PROBLEM STATEMENT:
How many of the lines in the material underneath include the string "flag"? State the number only.

RECORDS SUPPLIED:

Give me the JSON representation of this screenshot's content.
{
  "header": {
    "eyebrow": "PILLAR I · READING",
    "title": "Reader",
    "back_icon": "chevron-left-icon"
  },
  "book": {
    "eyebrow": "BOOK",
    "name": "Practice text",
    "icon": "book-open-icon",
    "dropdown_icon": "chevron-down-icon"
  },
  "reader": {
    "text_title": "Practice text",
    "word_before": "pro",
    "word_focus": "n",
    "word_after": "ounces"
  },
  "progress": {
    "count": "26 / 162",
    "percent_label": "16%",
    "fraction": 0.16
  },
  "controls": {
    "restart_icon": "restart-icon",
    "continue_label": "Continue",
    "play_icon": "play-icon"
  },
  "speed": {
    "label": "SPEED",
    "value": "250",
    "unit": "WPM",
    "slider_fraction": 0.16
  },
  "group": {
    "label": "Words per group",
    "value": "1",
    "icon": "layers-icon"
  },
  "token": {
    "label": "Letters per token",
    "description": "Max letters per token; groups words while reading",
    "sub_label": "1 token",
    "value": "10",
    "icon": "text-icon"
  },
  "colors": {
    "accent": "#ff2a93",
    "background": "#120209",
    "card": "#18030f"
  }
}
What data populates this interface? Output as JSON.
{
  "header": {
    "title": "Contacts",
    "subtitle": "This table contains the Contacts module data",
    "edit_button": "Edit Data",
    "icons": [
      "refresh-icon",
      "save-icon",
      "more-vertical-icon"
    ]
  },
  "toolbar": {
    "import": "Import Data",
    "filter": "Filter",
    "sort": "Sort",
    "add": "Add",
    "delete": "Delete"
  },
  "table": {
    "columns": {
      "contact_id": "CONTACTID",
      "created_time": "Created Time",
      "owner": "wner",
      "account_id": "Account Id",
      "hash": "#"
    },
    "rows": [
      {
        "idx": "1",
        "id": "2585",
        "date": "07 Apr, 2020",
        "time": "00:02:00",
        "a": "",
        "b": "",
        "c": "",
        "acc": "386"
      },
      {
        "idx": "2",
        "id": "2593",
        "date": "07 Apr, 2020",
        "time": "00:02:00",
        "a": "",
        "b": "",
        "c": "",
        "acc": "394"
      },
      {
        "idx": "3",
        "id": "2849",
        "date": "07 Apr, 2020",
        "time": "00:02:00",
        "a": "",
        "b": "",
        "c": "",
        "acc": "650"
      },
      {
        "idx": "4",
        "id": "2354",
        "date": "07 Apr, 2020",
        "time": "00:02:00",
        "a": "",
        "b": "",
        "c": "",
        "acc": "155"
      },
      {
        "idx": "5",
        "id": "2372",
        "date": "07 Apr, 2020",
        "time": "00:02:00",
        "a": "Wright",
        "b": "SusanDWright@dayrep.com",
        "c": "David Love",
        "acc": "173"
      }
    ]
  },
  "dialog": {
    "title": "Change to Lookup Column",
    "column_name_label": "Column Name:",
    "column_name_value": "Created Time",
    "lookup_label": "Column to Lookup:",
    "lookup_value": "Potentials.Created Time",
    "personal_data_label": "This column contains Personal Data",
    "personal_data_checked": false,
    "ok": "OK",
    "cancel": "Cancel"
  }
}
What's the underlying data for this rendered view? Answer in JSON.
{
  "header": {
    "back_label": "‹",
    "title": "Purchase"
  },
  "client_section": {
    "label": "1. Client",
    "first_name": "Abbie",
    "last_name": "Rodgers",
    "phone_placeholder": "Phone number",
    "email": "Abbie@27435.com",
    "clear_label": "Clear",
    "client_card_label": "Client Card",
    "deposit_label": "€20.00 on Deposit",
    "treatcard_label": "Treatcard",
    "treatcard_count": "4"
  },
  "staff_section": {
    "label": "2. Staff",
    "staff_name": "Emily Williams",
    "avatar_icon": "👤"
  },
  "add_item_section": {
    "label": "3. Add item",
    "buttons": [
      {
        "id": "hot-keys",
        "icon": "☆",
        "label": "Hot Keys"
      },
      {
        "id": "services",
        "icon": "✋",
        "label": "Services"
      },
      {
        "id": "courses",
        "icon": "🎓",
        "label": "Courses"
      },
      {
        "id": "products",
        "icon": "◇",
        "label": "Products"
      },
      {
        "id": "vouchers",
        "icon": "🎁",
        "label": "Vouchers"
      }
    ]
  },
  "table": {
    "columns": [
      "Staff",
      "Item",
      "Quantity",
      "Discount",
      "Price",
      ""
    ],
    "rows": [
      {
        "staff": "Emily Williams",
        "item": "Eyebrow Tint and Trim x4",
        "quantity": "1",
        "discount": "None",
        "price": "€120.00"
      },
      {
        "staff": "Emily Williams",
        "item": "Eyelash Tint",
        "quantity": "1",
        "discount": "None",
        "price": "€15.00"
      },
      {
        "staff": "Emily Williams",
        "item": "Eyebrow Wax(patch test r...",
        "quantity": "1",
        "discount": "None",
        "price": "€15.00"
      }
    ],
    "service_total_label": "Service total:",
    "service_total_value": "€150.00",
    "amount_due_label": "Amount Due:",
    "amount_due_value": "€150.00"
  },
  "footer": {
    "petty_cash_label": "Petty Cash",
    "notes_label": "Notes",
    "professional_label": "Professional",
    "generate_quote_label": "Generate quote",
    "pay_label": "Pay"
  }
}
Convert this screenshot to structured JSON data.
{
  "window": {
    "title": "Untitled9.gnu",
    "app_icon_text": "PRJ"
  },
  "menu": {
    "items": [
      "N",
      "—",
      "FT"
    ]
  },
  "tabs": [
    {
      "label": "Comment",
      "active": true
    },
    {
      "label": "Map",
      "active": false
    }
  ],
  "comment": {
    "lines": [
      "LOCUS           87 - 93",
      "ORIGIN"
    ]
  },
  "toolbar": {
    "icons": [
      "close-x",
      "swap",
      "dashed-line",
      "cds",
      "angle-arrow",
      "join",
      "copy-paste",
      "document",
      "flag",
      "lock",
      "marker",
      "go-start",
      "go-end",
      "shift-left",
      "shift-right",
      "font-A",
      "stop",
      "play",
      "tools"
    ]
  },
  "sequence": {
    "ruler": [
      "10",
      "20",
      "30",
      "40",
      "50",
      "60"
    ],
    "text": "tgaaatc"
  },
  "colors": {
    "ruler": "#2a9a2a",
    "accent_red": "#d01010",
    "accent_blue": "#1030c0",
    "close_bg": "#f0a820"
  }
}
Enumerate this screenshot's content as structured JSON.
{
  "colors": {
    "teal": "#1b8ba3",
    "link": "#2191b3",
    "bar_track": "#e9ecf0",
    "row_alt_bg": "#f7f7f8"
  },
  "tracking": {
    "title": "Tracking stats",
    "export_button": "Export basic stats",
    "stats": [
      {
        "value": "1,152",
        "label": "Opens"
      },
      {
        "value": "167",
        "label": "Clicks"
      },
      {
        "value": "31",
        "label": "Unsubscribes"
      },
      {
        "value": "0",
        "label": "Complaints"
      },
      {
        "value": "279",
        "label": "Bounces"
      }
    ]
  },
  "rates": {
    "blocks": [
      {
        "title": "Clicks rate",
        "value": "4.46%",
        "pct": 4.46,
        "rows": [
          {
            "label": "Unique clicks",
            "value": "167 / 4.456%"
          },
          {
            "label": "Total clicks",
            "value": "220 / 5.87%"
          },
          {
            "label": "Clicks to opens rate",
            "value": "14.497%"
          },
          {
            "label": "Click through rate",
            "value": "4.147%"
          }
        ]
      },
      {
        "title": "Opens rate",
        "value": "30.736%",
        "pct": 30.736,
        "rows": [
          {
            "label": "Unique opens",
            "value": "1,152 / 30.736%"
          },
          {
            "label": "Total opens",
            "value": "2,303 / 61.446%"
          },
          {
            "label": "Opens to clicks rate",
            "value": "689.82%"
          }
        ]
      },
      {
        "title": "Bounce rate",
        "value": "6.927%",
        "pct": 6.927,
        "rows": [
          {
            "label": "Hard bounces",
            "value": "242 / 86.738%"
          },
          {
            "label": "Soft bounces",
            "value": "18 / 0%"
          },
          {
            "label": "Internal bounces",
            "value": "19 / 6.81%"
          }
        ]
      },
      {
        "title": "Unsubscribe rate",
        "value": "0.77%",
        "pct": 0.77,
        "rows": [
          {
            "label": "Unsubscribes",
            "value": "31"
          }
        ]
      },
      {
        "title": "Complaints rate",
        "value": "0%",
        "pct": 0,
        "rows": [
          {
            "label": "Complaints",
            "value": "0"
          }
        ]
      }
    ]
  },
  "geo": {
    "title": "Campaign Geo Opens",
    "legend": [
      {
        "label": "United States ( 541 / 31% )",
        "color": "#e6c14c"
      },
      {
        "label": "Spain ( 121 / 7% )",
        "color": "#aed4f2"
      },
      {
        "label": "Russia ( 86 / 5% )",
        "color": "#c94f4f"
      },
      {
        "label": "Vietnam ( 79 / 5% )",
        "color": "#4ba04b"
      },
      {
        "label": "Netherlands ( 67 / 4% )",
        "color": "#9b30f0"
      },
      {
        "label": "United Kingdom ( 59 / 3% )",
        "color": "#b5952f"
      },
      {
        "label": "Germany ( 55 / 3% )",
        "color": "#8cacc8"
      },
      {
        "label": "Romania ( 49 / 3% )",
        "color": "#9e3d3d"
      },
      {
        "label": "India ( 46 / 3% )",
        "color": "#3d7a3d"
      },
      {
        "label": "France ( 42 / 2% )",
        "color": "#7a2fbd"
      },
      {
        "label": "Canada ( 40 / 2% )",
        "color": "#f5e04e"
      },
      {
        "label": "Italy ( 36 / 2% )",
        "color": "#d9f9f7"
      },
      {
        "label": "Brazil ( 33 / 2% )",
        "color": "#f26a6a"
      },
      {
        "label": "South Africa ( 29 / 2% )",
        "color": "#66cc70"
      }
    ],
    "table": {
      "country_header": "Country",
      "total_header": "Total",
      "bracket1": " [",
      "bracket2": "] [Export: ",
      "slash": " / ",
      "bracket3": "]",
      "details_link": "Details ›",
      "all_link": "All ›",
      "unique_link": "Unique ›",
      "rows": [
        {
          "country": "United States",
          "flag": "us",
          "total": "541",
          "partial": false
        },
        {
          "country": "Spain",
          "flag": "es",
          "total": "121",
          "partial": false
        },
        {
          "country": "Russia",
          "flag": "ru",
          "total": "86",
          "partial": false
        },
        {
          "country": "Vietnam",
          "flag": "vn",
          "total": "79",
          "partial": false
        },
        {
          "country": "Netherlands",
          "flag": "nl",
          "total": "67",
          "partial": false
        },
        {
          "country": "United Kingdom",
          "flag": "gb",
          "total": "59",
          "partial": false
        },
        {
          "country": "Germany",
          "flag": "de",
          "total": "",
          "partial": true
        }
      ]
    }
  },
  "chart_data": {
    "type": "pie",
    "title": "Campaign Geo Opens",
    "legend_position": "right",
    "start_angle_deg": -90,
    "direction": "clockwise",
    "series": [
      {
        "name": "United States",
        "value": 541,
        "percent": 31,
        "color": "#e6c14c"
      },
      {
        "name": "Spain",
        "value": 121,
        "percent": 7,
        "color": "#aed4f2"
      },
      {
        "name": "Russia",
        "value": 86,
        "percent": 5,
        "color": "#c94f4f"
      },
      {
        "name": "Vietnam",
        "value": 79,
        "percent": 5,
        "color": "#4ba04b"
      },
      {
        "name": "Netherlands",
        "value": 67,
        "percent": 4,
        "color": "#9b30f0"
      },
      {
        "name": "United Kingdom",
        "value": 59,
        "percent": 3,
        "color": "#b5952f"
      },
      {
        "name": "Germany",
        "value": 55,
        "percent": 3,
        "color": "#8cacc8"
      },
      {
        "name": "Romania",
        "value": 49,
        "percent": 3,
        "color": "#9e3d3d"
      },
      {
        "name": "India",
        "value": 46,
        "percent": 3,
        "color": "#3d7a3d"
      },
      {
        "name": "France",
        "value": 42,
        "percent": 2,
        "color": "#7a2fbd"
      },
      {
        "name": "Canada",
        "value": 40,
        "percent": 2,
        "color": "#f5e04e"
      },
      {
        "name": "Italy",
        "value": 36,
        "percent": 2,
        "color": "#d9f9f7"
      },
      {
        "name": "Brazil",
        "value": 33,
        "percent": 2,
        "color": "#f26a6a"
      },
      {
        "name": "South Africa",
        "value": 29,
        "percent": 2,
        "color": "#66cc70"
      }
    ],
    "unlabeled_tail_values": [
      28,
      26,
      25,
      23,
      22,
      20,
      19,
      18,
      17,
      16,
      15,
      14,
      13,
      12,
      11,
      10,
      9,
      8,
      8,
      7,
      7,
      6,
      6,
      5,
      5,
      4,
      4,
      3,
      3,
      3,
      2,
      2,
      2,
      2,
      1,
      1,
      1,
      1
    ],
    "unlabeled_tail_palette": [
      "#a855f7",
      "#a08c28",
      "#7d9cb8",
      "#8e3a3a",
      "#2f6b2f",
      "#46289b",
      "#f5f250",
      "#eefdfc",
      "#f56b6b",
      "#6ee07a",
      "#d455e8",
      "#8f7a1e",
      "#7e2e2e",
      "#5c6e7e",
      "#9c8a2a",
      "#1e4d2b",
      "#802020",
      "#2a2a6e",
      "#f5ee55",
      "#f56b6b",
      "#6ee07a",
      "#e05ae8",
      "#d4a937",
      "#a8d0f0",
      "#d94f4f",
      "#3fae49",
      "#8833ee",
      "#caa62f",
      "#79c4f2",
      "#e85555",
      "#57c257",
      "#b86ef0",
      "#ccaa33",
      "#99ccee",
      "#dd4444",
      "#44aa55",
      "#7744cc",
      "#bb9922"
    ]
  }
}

THE COMPLETED TASK:
8